Great question from Susan Dee today!
I teach a 4th/5th grade looping class using the workshop model. In the fall I will return to 4th grade to begin a new loop. My biggest frustration has been around grading! We use the traditional A-F system. Any ideas for making it easier???
I addressed this a little in Question #2 earlier in the week. I also use the traditional A-F grading system in my district and I have managed to infuse it into my reading/writing workshop. How do I manage this? Rubrics! Lots and lots of rubrics.
I grade almost all assignments using a rubric. Rubrics make teachers’ expectations clear and show students how to meet those expectations. From projects to letter-essays, my students know exactly what I am looking for and how I will be grading the assignment. And the rubrics allow me room to assess each student on an individual basis.

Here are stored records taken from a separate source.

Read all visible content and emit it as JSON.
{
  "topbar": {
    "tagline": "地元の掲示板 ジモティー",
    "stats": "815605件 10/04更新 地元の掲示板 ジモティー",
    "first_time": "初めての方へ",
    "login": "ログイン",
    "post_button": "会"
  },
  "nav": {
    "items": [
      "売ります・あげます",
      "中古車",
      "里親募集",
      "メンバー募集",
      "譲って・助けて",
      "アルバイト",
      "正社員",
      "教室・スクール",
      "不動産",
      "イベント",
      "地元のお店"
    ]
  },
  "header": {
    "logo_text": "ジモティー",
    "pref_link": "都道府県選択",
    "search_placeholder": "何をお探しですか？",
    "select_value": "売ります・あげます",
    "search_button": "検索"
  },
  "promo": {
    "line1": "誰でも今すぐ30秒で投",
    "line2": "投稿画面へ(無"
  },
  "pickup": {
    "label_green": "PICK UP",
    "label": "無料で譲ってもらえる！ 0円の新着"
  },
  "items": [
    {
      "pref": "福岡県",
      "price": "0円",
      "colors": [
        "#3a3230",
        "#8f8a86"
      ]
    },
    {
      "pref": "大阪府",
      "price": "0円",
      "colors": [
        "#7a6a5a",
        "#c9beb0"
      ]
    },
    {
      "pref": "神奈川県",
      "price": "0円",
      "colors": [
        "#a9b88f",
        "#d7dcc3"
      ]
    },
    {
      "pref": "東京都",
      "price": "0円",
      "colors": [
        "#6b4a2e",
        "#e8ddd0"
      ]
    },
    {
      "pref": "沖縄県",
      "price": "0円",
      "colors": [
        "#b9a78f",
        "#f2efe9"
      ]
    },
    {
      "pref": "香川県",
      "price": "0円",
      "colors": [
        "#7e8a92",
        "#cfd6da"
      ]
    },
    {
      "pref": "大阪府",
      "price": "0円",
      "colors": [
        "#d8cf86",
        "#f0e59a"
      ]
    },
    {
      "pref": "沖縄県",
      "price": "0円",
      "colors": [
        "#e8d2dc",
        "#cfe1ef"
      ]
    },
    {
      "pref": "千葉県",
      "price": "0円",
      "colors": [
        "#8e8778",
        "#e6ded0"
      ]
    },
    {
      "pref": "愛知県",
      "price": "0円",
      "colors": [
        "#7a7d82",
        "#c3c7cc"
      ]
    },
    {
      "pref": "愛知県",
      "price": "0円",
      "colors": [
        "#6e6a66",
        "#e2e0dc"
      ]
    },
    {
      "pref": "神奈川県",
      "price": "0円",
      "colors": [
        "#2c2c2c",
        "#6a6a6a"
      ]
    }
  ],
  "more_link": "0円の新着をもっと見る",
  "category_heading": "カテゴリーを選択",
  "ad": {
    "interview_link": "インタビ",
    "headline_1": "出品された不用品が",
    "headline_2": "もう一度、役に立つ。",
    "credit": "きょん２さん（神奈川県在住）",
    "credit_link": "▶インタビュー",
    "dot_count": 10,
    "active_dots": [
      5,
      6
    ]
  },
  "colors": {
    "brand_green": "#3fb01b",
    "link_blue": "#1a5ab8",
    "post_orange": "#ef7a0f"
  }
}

Because I grade using rubrics, I usually end up with scores like “34/42″. I do not convert these to an A-F grade. Instead, I use a point system throughout the marking period. Each assignment is worth a specific number of points (derived from the rubric) and I put the points a student earns in my grade book. At the end of the marking period, I add up the points a student earned and divide it by the number of points they could have earned. That number is then their marking period average! For example, a student who earned 178 points out of a possible 205 would receive an 86.8% for the marking period. This would be a B in my district.

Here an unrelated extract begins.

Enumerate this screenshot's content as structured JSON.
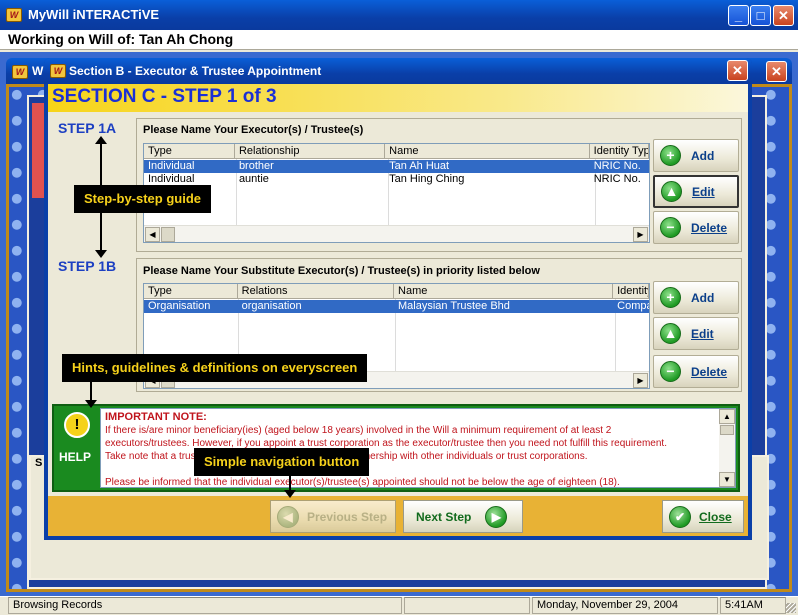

I also like the point system because it allows me to weight certain assignments. The homework grade is always worth 50 points, projects/tests are worth more than 50 points (usually closer to 100 points and sometimes even more) and quizzes are worth less than 50 points. Yes, I even grade tests out of points! For me, this is the most accurate way to reflect the work my students do.
I hope this helps!